### The task
Word for word, restate the entries below and exclude every image.

### Data for processing
-------

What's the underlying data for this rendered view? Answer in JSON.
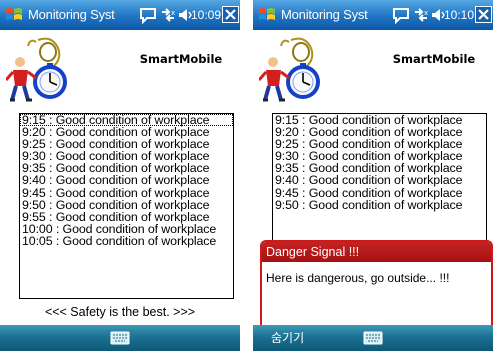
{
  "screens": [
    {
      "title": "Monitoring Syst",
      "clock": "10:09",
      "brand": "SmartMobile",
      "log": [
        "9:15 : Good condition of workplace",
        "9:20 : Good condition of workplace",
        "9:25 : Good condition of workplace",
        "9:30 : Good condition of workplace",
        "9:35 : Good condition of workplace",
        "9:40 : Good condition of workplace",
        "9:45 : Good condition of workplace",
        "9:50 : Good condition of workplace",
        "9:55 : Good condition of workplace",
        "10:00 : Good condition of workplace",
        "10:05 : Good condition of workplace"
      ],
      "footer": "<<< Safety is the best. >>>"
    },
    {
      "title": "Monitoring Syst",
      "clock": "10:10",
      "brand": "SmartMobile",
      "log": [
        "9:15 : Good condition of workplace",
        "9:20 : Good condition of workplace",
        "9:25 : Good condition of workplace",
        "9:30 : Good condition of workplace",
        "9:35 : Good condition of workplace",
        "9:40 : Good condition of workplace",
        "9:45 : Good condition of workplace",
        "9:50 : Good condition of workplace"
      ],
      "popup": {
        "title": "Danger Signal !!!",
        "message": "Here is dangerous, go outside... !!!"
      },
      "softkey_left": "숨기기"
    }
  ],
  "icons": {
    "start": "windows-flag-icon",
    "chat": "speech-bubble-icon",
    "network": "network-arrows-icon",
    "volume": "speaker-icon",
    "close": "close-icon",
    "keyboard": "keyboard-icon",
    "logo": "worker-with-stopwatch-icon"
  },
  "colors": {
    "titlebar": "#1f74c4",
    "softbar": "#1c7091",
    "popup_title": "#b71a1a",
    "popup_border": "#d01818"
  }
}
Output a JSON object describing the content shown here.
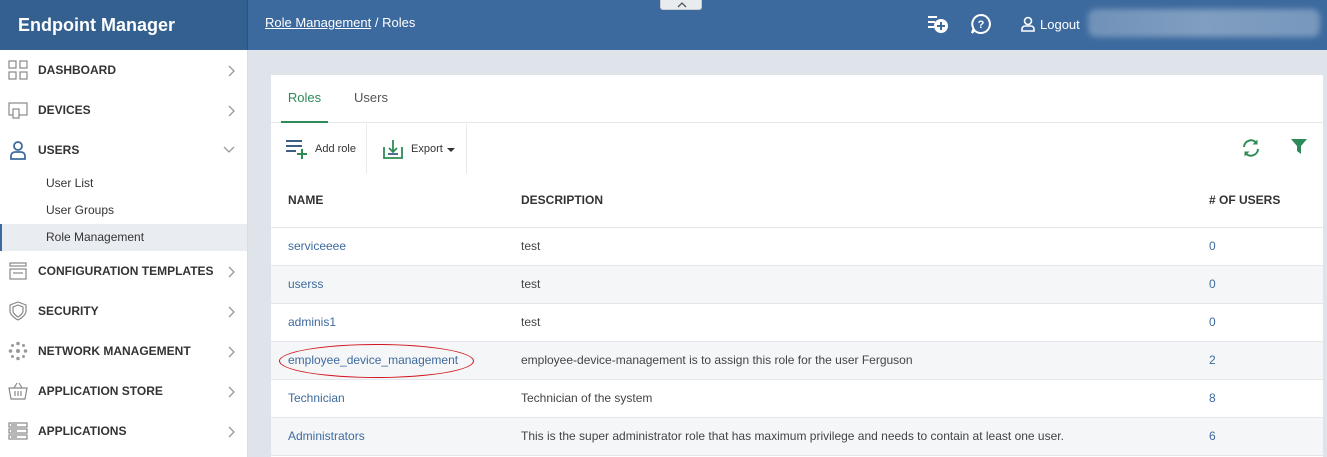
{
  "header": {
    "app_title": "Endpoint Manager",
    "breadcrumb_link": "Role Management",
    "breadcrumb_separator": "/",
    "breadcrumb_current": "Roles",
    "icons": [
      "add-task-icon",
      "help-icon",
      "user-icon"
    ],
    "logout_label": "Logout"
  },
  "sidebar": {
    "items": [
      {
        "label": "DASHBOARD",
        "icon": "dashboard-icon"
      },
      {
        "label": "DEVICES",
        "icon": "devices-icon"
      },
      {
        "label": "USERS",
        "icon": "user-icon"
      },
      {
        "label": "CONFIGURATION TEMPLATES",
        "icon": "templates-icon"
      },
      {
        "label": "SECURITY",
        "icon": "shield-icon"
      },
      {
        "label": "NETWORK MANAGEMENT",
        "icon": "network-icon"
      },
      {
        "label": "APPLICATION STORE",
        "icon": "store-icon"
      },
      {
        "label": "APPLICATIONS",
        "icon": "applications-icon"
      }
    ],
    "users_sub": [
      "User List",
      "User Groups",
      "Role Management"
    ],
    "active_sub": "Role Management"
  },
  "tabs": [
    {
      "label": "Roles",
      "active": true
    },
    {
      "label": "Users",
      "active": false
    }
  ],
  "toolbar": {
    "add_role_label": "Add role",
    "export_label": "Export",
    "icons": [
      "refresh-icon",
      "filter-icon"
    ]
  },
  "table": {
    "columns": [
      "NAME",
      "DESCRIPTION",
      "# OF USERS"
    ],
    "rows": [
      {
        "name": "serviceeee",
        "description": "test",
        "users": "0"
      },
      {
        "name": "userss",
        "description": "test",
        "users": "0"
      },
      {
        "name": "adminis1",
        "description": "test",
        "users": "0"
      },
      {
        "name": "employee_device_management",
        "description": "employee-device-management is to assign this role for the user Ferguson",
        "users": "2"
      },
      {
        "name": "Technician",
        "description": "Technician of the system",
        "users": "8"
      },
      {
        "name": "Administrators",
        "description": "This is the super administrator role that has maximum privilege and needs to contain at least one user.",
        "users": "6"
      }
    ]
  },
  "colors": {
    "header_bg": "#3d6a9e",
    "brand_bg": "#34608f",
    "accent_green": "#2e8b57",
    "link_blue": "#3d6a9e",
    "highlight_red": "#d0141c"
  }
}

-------

### Completed exercise
What's the underlying data for this rendered view? Answer in JSON.
{
  "screens": [
    {
      "title": "Monitoring Syst",
      "clock": "10:09",
      "brand": "SmartMobile",
      "log": [
        "9:15 : Good condition of workplace",
        "9:20 : Good condition of workplace",
        "9:25 : Good condition of workplace",
        "9:30 : Good condition of workplace",
        "9:35 : Good condition of workplace",
        "9:40 : Good condition of workplace",
        "9:45 : Good condition of workplace",
        "9:50 : Good condition of workplace",
        "9:55 : Good condition of workplace",
        "10:00 : Good condition of workplace",
        "10:05 : Good condition of workplace"
      ],
      "footer": "<<< Safety is the best. >>>"
    },
    {
      "title": "Monitoring Syst",
      "clock": "10:10",
      "brand": "SmartMobile",
      "log": [
        "9:15 : Good condition of workplace",
        "9:20 : Good condition of workplace",
        "9:25 : Good condition of workplace",
        "9:30 : Good condition of workplace",
        "9:35 : Good condition of workplace",
        "9:40 : Good condition of workplace",
        "9:45 : Good condition of workplace",
        "9:50 : Good condition of workplace"
      ],
      "popup": {
        "title": "Danger Signal !!!",
        "message": "Here is dangerous, go outside... !!!"
      },
      "softkey_left": "숨기기"
    }
  ],
  "icons": {
    "start": "windows-flag-icon",
    "chat": "speech-bubble-icon",
    "network": "network-arrows-icon",
    "volume": "speaker-icon",
    "close": "close-icon",
    "keyboard": "keyboard-icon",
    "logo": "worker-with-stopwatch-icon"
  },
  "colors": {
    "titlebar": "#1f74c4",
    "softbar": "#1c7091",
    "popup_title": "#b71a1a",
    "popup_border": "#d01818"
  }
}
Output a JSON object describing the content shown here.
{
  "header": {
    "app_title": "Endpoint Manager",
    "breadcrumb_link": "Role Management",
    "breadcrumb_separator": "/",
    "breadcrumb_current": "Roles",
    "icons": [
      "add-task-icon",
      "help-icon",
      "user-icon"
    ],
    "logout_label": "Logout"
  },
  "sidebar": {
    "items": [
      {
        "label": "DASHBOARD",
        "icon": "dashboard-icon"
      },
      {
        "label": "DEVICES",
        "icon": "devices-icon"
      },
      {
        "label": "USERS",
        "icon": "user-icon"
      },
      {
        "label": "CONFIGURATION TEMPLATES",
        "icon": "templates-icon"
      },
      {
        "label": "SECURITY",
        "icon": "shield-icon"
      },
      {
        "label": "NETWORK MANAGEMENT",
        "icon": "network-icon"
      },
      {
        "label": "APPLICATION STORE",
        "icon": "store-icon"
      },
      {
        "label": "APPLICATIONS",
        "icon": "applications-icon"
      }
    ],
    "users_sub": [
      "User List",
      "User Groups",
      "Role Management"
    ],
    "active_sub": "Role Management"
  },
  "tabs": [
    {
      "label": "Roles",
      "active": true
    },
    {
      "label": "Users",
      "active": false
    }
  ],
  "toolbar": {
    "add_role_label": "Add role",
    "export_label": "Export",
    "icons": [
      "refresh-icon",
      "filter-icon"
    ]
  },
  "table": {
    "columns": [
      "NAME",
      "DESCRIPTION",
      "# OF USERS"
    ],
    "rows": [
      {
        "name": "serviceeee",
        "description": "test",
        "users": "0"
      },
      {
        "name": "userss",
        "description": "test",
        "users": "0"
      },
      {
        "name": "adminis1",
        "description": "test",
        "users": "0"
      },
      {
        "name": "employee_device_management",
        "description": "employee-device-management is to assign this role for the user Ferguson",
        "users": "2"
      },
      {
        "name": "Technician",
        "description": "Technician of the system",
        "users": "8"
      },
      {
        "name": "Administrators",
        "description": "This is the super administrator role that has maximum privilege and needs to contain at least one user.",
        "users": "6"
      }
    ]
  },
  "colors": {
    "header_bg": "#3d6a9e",
    "brand_bg": "#34608f",
    "accent_green": "#2e8b57",
    "link_blue": "#3d6a9e",
    "highlight_red": "#d0141c"
  }
}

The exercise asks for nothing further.